EXERCISE DETAILS —
Report every line of the records that contains the word "JSON".

PROVIDED DATA —
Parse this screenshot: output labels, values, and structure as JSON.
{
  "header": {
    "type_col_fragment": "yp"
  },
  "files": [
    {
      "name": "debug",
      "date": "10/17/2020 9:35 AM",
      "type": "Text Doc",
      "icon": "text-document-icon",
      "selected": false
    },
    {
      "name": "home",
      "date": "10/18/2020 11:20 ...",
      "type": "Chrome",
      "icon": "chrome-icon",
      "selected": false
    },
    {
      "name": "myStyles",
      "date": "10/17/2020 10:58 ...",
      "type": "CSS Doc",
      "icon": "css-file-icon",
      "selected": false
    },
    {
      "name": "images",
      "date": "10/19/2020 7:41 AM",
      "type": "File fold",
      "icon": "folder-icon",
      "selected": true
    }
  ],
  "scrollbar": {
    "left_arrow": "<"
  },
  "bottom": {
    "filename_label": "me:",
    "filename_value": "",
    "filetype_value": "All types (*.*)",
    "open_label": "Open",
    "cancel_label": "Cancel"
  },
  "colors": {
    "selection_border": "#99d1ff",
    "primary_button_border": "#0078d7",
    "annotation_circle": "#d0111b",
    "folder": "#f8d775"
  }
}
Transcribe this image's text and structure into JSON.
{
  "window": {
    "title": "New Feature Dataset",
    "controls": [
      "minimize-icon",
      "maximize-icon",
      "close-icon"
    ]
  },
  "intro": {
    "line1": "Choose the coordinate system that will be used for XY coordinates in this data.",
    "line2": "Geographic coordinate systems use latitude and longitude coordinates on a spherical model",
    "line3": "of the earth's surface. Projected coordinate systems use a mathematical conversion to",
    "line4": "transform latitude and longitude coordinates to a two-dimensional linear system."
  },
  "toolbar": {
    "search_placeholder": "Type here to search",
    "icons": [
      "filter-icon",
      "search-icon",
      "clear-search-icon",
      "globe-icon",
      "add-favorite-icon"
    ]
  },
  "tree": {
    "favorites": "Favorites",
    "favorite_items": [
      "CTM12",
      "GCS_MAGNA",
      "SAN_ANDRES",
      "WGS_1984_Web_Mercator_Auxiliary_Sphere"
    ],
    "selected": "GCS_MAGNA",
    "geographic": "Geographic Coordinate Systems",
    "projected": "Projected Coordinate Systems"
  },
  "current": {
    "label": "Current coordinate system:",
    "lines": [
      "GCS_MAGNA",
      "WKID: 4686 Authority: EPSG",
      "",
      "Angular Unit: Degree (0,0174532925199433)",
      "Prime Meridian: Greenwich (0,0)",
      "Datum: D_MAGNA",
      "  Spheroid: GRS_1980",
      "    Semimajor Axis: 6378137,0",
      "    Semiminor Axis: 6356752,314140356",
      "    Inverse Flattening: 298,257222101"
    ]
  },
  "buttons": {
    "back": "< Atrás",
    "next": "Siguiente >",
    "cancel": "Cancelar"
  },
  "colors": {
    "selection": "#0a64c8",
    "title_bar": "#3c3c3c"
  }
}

RESULT OF THE EXERCISE —
Parse this screenshot: output labels, values, and structure as JSON.
Transcribe this image's text and structure into JSON.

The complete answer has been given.